• **HOW TO COMPLETE THIS TASK**:
Every line of the data below should be printed exactly.
*** AVAILABLE RECORDS Section Begins ***
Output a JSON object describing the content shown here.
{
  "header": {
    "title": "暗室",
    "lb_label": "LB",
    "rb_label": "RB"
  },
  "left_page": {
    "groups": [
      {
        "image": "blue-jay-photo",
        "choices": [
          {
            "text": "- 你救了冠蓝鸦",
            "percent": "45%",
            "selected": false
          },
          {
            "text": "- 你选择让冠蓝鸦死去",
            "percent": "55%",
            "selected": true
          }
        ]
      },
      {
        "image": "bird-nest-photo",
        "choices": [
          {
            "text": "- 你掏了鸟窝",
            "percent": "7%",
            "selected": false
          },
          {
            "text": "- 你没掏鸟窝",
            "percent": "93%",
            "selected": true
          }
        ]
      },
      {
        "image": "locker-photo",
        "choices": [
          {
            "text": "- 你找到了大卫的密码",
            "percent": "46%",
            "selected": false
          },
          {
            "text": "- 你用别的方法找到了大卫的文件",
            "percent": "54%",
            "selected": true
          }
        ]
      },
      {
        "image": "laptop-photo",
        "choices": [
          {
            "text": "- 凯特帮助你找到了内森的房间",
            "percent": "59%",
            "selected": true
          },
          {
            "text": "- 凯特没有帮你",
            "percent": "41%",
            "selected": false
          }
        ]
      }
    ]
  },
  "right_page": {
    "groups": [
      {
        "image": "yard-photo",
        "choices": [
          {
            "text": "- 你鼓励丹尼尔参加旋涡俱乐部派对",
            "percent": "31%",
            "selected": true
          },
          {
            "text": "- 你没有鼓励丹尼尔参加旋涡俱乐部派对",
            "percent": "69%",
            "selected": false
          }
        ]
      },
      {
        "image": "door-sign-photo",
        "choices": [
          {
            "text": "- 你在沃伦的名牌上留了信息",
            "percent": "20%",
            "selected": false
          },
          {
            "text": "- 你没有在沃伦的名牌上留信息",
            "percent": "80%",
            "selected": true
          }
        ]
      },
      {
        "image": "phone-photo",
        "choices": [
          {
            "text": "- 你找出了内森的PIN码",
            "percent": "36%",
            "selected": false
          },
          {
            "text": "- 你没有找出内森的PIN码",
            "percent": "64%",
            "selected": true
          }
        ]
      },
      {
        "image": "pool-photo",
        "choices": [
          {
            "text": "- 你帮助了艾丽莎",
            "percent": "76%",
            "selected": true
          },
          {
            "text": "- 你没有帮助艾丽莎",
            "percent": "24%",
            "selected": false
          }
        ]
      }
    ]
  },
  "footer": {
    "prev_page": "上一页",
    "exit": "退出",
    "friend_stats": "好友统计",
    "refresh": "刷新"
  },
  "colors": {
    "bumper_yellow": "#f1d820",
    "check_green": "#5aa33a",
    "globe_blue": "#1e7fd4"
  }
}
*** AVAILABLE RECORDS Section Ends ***
• **EXERCISE OUTPUT**:
Output a JSON object describing the content shown here.
{
  "header": {
    "title": "暗室",
    "lb_label": "LB",
    "rb_label": "RB"
  },
  "left_page": {
    "groups": [
      {
        "image": "blue-jay-photo",
        "choices": [
          {
            "text": "- 你救了冠蓝鸦",
            "percent": "45%",
            "selected": false
          },
          {
            "text": "- 你选择让冠蓝鸦死去",
            "percent": "55%",
            "selected": true
          }
        ]
      },
      {
        "image": "bird-nest-photo",
        "choices": [
          {
            "text": "- 你掏了鸟窝",
            "percent": "7%",
            "selected": false
          },
          {
            "text": "- 你没掏鸟窝",
            "percent": "93%",
            "selected": true
          }
        ]
      },
      {
        "image": "locker-photo",
        "choices": [
          {
            "text": "- 你找到了大卫的密码",
            "percent": "46%",
            "selected": false
          },
          {
            "text": "- 你用别的方法找到了大卫的文件",
            "percent": "54%",
            "selected": true
          }
        ]
      },
      {
        "image": "laptop-photo",
        "choices": [
          {
            "text": "- 凯特帮助你找到了内森的房间",
            "percent": "59%",
            "selected": true
          },
          {
            "text": "- 凯特没有帮你",
            "percent": "41%",
            "selected": false
          }
        ]
      }
    ]
  },
  "right_page": {
    "groups": [
      {
        "image": "yard-photo",
        "choices": [
          {
            "text": "- 你鼓励丹尼尔参加旋涡俱乐部派对",
            "percent": "31%",
            "selected": true
          },
          {
            "text": "- 你没有鼓励丹尼尔参加旋涡俱乐部派对",
            "percent": "69%",
            "selected": false
          }
        ]
      },
      {
        "image": "door-sign-photo",
        "choices": [
          {
            "text": "- 你在沃伦的名牌上留了信息",
            "percent": "20%",
            "selected": false
          },
          {
            "text": "- 你没有在沃伦的名牌上留信息",
            "percent": "80%",
            "selected": true
          }
        ]
      },
      {
        "image": "phone-photo",
        "choices": [
          {
            "text": "- 你找出了内森的PIN码",
            "percent": "36%",
            "selected": false
          },
          {
            "text": "- 你没有找出内森的PIN码",
            "percent": "64%",
            "selected": true
          }
        ]
      },
      {
        "image": "pool-photo",
        "choices": [
          {
            "text": "- 你帮助了艾丽莎",
            "percent": "76%",
            "selected": true
          },
          {
            "text": "- 你没有帮助艾丽莎",
            "percent": "24%",
            "selected": false
          }
        ]
      }
    ]
  },
  "footer": {
    "prev_page": "上一页",
    "exit": "退出",
    "friend_stats": "好友统计",
    "refresh": "刷新"
  },
  "colors": {
    "bumper_yellow": "#f1d820",
    "check_green": "#5aa33a",
    "globe_blue": "#1e7fd4"
  }
}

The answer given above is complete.